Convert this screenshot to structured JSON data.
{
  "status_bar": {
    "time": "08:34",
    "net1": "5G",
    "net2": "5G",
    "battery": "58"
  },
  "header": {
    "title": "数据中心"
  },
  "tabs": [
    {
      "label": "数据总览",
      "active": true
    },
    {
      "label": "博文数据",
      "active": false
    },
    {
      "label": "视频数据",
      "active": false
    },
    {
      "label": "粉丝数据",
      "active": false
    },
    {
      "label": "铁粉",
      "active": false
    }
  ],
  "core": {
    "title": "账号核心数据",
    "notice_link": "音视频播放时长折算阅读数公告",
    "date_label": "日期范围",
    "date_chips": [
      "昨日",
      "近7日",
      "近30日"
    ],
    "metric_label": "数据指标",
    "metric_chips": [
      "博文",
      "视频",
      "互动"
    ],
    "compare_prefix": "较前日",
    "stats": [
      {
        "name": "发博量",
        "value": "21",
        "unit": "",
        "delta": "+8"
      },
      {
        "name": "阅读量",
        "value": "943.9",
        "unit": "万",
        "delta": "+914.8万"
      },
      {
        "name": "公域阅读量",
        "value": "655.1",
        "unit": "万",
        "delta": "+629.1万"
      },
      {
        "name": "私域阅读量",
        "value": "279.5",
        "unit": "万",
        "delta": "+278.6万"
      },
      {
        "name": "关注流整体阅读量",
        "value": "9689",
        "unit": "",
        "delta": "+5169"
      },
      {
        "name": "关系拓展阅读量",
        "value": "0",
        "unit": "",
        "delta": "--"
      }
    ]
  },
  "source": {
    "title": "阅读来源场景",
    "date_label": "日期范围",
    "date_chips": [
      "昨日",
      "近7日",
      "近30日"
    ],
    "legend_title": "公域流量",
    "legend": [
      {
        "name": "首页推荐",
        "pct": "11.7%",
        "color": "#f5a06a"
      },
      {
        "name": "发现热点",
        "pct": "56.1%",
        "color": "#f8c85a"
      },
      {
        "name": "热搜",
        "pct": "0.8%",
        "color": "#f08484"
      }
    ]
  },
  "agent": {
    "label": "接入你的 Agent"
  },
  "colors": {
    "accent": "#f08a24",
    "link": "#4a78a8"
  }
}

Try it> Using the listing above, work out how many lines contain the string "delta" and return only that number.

Response to the task> 6